For the data that follows, return each line unchanged and drop the pictures.

### Data records

=-=-=-=-=

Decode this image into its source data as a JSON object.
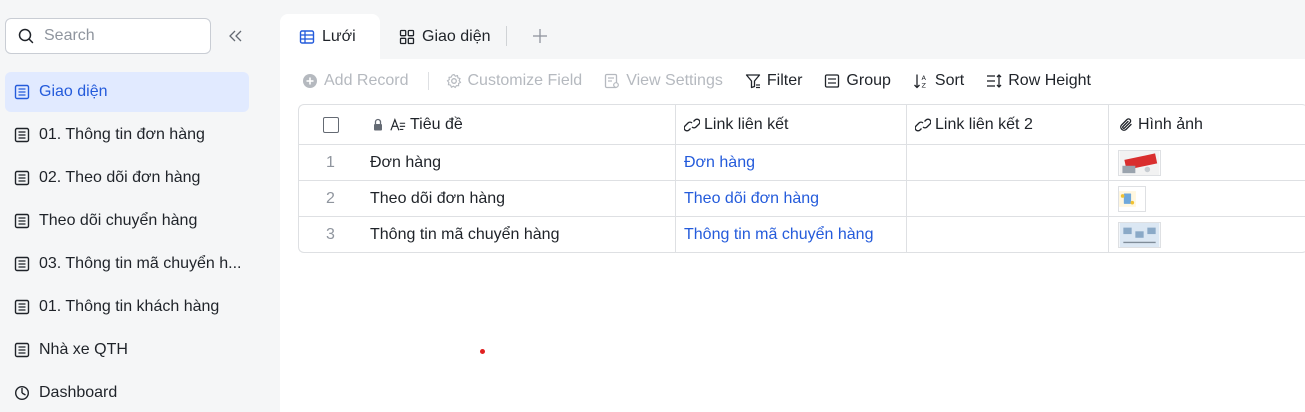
{
  "search": {
    "placeholder": "Search"
  },
  "sidebar": {
    "items": [
      {
        "label": "Giao diện",
        "icon": "grid-icon",
        "active": true
      },
      {
        "label": "01. Thông tin đơn hàng",
        "icon": "grid-icon"
      },
      {
        "label": "02. Theo dõi đơn hàng",
        "icon": "grid-icon"
      },
      {
        "label": "Theo dõi chuyển hàng",
        "icon": "grid-icon"
      },
      {
        "label": "03. Thông tin mã chuyển h...",
        "icon": "grid-icon"
      },
      {
        "label": "01. Thông tin khách hàng",
        "icon": "grid-icon"
      },
      {
        "label": "Nhà xe QTH",
        "icon": "grid-icon"
      },
      {
        "label": "Dashboard",
        "icon": "dashboard-icon"
      }
    ]
  },
  "tabs": [
    {
      "label": "Lưới",
      "icon": "grid-view-icon",
      "active": true
    },
    {
      "label": "Giao diện",
      "icon": "gallery-view-icon"
    }
  ],
  "toolbar": {
    "add_record": "Add Record",
    "customize_field": "Customize Field",
    "view_settings": "View Settings",
    "filter": "Filter",
    "group": "Group",
    "sort": "Sort",
    "row_height": "Row Height"
  },
  "table": {
    "columns": [
      "Tiêu đề",
      "Link liên kết",
      "Link liên kết 2",
      "Hình ảnh"
    ],
    "rows": [
      {
        "index": "1",
        "title": "Đơn hàng",
        "link": "Đơn hàng",
        "link2": ""
      },
      {
        "index": "2",
        "title": "Theo dõi đơn hàng",
        "link": "Theo dõi đơn hàng",
        "link2": ""
      },
      {
        "index": "3",
        "title": "Thông tin mã chuyển hàng",
        "link": "Thông tin mã chuyển hàng",
        "link2": ""
      }
    ]
  },
  "colors": {
    "accent": "#245bdb",
    "active_bg": "#e1eaff",
    "border": "#dee0e3"
  }
}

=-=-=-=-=

### Answer to the exercise
Decode this image into its source data as a JSON object.
{
  "search": {
    "placeholder": "Search"
  },
  "sidebar": {
    "items": [
      {
        "label": "Giao diện",
        "icon": "grid-icon",
        "active": true
      },
      {
        "label": "01. Thông tin đơn hàng",
        "icon": "grid-icon"
      },
      {
        "label": "02. Theo dõi đơn hàng",
        "icon": "grid-icon"
      },
      {
        "label": "Theo dõi chuyển hàng",
        "icon": "grid-icon"
      },
      {
        "label": "03. Thông tin mã chuyển h...",
        "icon": "grid-icon"
      },
      {
        "label": "01. Thông tin khách hàng",
        "icon": "grid-icon"
      },
      {
        "label": "Nhà xe QTH",
        "icon": "grid-icon"
      },
      {
        "label": "Dashboard",
        "icon": "dashboard-icon"
      }
    ]
  },
  "tabs": [
    {
      "label": "Lưới",
      "icon": "grid-view-icon",
      "active": true
    },
    {
      "label": "Giao diện",
      "icon": "gallery-view-icon"
    }
  ],
  "toolbar": {
    "add_record": "Add Record",
    "customize_field": "Customize Field",
    "view_settings": "View Settings",
    "filter": "Filter",
    "group": "Group",
    "sort": "Sort",
    "row_height": "Row Height"
  },
  "table": {
    "columns": [
      "Tiêu đề",
      "Link liên kết",
      "Link liên kết 2",
      "Hình ảnh"
    ],
    "rows": [
      {
        "index": "1",
        "title": "Đơn hàng",
        "link": "Đơn hàng",
        "link2": ""
      },
      {
        "index": "2",
        "title": "Theo dõi đơn hàng",
        "link": "Theo dõi đơn hàng",
        "link2": ""
      },
      {
        "index": "3",
        "title": "Thông tin mã chuyển hàng",
        "link": "Thông tin mã chuyển hàng",
        "link2": ""
      }
    ]
  },
  "colors": {
    "accent": "#245bdb",
    "active_bg": "#e1eaff",
    "border": "#dee0e3"
  }
}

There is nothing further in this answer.